Work request: Determine how many lines of the listing below hold the string "icon", then state that number alone.
Provided entries START
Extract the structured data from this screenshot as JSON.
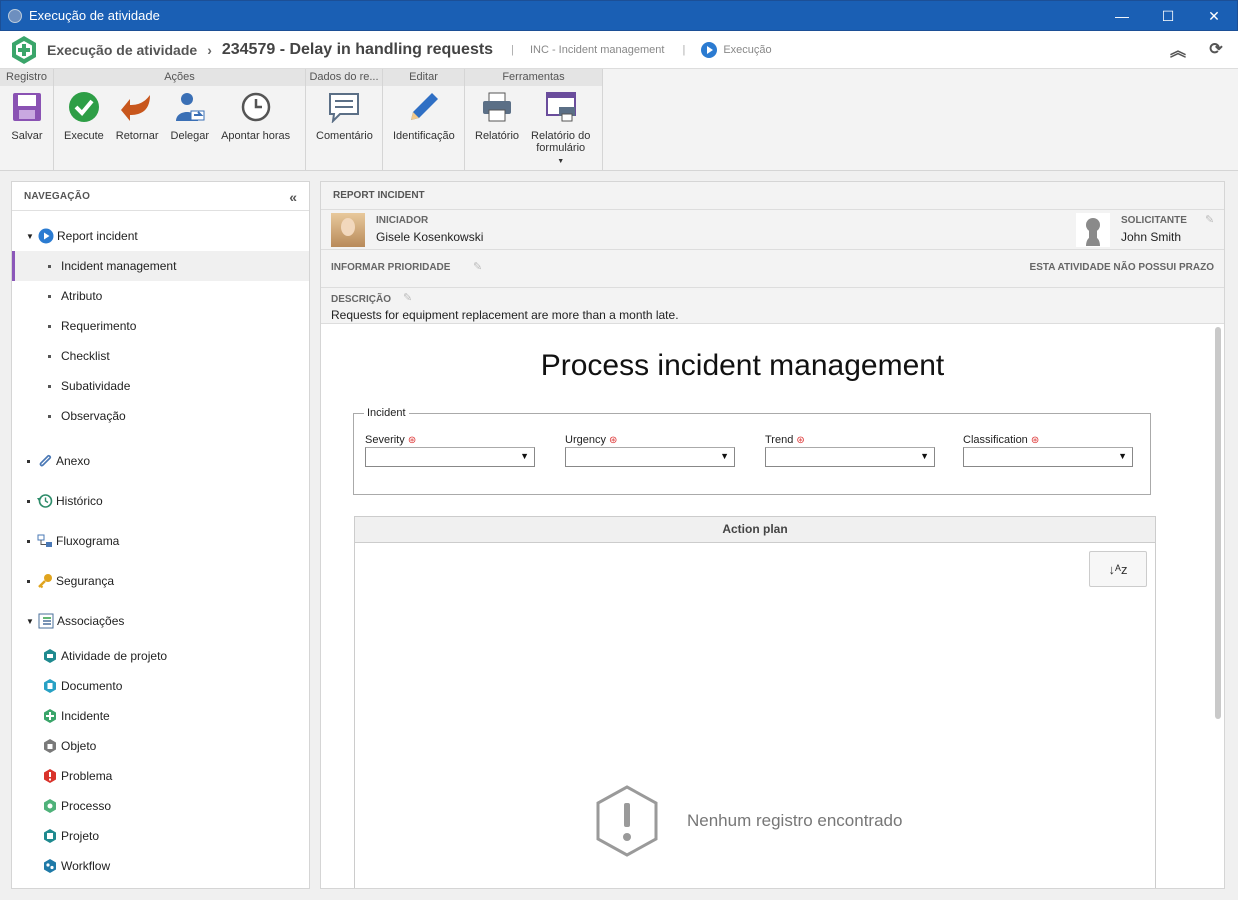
{
  "window": {
    "title": "Execução de atividade",
    "buttons": {
      "minimize": "—",
      "maximize": "☐",
      "close": "✕"
    }
  },
  "header": {
    "crumb_module": "Execução de atividade",
    "crumb_activity": "234579 - Delay in handling requests",
    "crumb_process": "INC - Incident management",
    "crumb_status": "Execução",
    "separator": "|"
  },
  "ribbon": {
    "groups": [
      {
        "title": "Registro",
        "buttons": [
          {
            "label": "Salvar",
            "icon": "save-icon"
          }
        ]
      },
      {
        "title": "Ações",
        "buttons": [
          {
            "label": "Execute",
            "icon": "check-icon"
          },
          {
            "label": "Retornar",
            "icon": "return-arrow-icon"
          },
          {
            "label": "Delegar",
            "icon": "delegate-icon"
          },
          {
            "label": "Apontar horas",
            "icon": "clock-icon"
          }
        ]
      },
      {
        "title": "Dados do re...",
        "buttons": [
          {
            "label": "Comentário",
            "icon": "comment-icon"
          }
        ]
      },
      {
        "title": "Editar",
        "buttons": [
          {
            "label": "Identificação",
            "icon": "pencil-icon"
          }
        ]
      },
      {
        "title": "Ferramentas",
        "buttons": [
          {
            "label": "Relatório",
            "icon": "printer-icon"
          },
          {
            "label": "Relatório do",
            "label2": "formulário",
            "icon": "form-report-icon"
          }
        ]
      }
    ]
  },
  "nav": {
    "title": "NAVEGAÇÃO",
    "collapse": "«",
    "report_incident": "Report incident",
    "sub_items": [
      "Incident management",
      "Atributo",
      "Requerimento",
      "Checklist",
      "Subatividade",
      "Observação"
    ],
    "items": [
      "Anexo",
      "Histórico",
      "Fluxograma",
      "Segurança"
    ],
    "associacoes": "Associações",
    "assoc_items": [
      "Atividade de projeto",
      "Documento",
      "Incidente",
      "Objeto",
      "Problema",
      "Processo",
      "Projeto",
      "Workflow"
    ]
  },
  "content": {
    "title": "REPORT INCIDENT",
    "iniciador_label": "INICIADOR",
    "iniciador_name": "Gisele Kosenkowski",
    "solicitante_label": "SOLICITANTE",
    "solicitante_name": "John Smith",
    "prioridade_label": "INFORMAR PRIORIDADE",
    "prazo_text": "ESTA ATIVIDADE NÃO POSSUI PRAZO",
    "descricao_label": "DESCRIÇÃO",
    "descricao_text": "Requests for equipment replacement are more than a month late."
  },
  "form": {
    "title": "Process incident management",
    "fieldset_legend": "Incident",
    "fields": [
      "Severity",
      "Urgency",
      "Trend",
      "Classification"
    ],
    "required_mark": "⊛",
    "action_plan_title": "Action plan",
    "sort_label": "↓ᴬz",
    "empty_text": "Nenhum registro encontrado"
  },
  "colors": {
    "titlebar": "#1a5fb4",
    "selected_accent": "#8b57b9",
    "execute_green": "#2e9e46",
    "return_orange": "#c8561c",
    "exec_blue": "#2b7bd1"
  }
}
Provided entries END
Task output: 9